I’ve got news for you, folks. After last week’s election- trade just got sexier. Post-election headlines coalesced around trade policy, dubbing it one of the few areas—if not the single area— where we could see bipartisan engagement in the short term:
After this midterm election, a new Republican-led Congress can start to build trust with President Obama by striking a deal on proposed trade pacts with Asia and Europe. The US needs such bipartisanship to spur growth and shape global values. [Christian Science Monitor editorial 11/5/14]
With the biggest trade agreement in history on the horizon, the new Congress has an extremely rare opportunity for a political hat-trick with “wins” going to themselves, the administration, and the American economy.

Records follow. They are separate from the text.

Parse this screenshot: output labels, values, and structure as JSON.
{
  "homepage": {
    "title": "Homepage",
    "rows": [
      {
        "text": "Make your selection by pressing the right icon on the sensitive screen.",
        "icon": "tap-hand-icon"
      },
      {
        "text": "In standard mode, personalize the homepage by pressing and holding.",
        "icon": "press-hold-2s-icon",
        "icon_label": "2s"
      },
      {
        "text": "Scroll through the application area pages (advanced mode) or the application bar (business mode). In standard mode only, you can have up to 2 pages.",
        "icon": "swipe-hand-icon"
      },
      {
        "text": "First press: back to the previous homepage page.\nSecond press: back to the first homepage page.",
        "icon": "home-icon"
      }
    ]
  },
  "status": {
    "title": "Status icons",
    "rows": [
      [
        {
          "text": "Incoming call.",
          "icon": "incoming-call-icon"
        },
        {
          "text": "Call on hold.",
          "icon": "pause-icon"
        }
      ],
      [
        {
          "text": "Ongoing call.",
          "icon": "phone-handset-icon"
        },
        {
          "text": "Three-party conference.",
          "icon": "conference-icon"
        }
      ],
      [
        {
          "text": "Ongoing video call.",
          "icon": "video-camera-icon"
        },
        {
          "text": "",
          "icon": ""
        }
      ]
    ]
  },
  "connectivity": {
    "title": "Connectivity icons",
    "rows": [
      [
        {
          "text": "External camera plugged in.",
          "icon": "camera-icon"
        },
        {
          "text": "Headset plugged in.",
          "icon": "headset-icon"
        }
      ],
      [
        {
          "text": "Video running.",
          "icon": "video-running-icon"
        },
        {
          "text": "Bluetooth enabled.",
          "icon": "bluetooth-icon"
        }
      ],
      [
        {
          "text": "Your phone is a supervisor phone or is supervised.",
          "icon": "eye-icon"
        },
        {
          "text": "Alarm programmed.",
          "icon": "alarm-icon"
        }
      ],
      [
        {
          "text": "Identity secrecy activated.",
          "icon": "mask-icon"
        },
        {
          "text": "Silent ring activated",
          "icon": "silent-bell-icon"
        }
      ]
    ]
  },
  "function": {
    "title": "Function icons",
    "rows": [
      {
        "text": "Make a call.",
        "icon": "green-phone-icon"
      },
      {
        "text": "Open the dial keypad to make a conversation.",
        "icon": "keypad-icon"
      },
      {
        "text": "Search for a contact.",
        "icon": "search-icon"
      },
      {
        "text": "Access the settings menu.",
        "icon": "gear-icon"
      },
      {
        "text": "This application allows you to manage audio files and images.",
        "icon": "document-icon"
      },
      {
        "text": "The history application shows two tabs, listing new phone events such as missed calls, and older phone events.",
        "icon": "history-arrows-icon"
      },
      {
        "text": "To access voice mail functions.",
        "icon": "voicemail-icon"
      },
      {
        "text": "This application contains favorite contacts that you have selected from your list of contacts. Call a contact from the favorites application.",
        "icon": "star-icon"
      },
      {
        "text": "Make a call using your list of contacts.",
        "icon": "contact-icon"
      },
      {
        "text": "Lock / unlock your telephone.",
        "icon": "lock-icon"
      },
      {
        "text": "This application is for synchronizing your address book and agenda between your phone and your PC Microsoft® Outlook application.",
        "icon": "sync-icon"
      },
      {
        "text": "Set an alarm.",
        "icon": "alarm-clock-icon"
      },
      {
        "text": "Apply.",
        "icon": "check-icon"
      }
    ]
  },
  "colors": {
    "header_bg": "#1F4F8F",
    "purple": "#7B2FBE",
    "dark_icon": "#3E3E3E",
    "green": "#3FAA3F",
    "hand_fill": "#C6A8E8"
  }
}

Interestingly, intellectual property policy is one of the areas that could help sell the agreement here at home. IP has a strong base of support in Congress, with members on both sides of the aisle understanding that a strong intellectual property chapter bolsters U.S. competitive advantage in the global economy. If the American model—where 61% of exports are driven by IP-intensive industries—serves any indication of the power of patents, copyrights, trademarks, and trade secrets, all twelve current and future Trans-Pacific Partnership (TPP) partner nations also stand to gain from a high-standard chapter.
But the pact, is unlikely to come into force until enactment of a new Trade Promotion Authority (TPA, a.k.a. “fast-track”), which gives Congress the opportunity to set trade objectives and grants the Executive Branch the authority necessary to finalize trade agreements in good faith before they go up for a vote in Congress. Every president since Richard Nixon has been granted trade promotion authority (and subsequently completed a slew of trade agreements which have opened up markets to U.S. businesses and exports around the world) – until now.
Fortunately, the tea leaves seem to indicate that TPA is likely to gain support and could move forward in the 114th Congress, despite this year’s lack of action:
Mr. Obama hailed the bill in his State of the Union address, but Senate Majority Leader Harry Reid (Nev.), never a fan of fast-track and always wary of offending free-trade critics like organized labor in an election year, poured cold water on it. The administration sent Mr. Baucus to China as ambassador, and his replacement as Finance chairman, Ron Wyden (D-Ore.), attached little urgency to the bill. It fizzled amid the general legislative stagnation of a hyper-political season.
Of the bill’s three authors, only Mr. Hatch will remain in the new Congress. But the others’ absence should cause no delay; if the bipartisan bill that emerged in January was good enough for Republicans then, it should still be good enough now. This is a crucial measure that leaders of the new Congress can and should take off the shelf, pass and send to Mr. Obama for his signature. [Washington Post editorial, 11/6/14]
While there is (rightly) some pressure to pass TPA and quickly conclude TPP and – waiting in the wings – the U.S.-EU Transatlantic Trade and Investment Partnership (TTIP), the devil is indeed in the details. Getting any agreement isn’t the goal- it’s getting the right one. And setting ambitious, 21st-century standards for intellectual property protection is essential to getting TPP and TTIP right before they go to Congress for approval.
With TPP leaders declaring the “end coming into focus” on the margins of APEC meetings in Beijing, all eyes remain on the unveiling of a comprehensive, forward-leaning agreement that is so hot Congress will buckle at the knees and the hearts of American business will pitter patter all the way across the Pacific.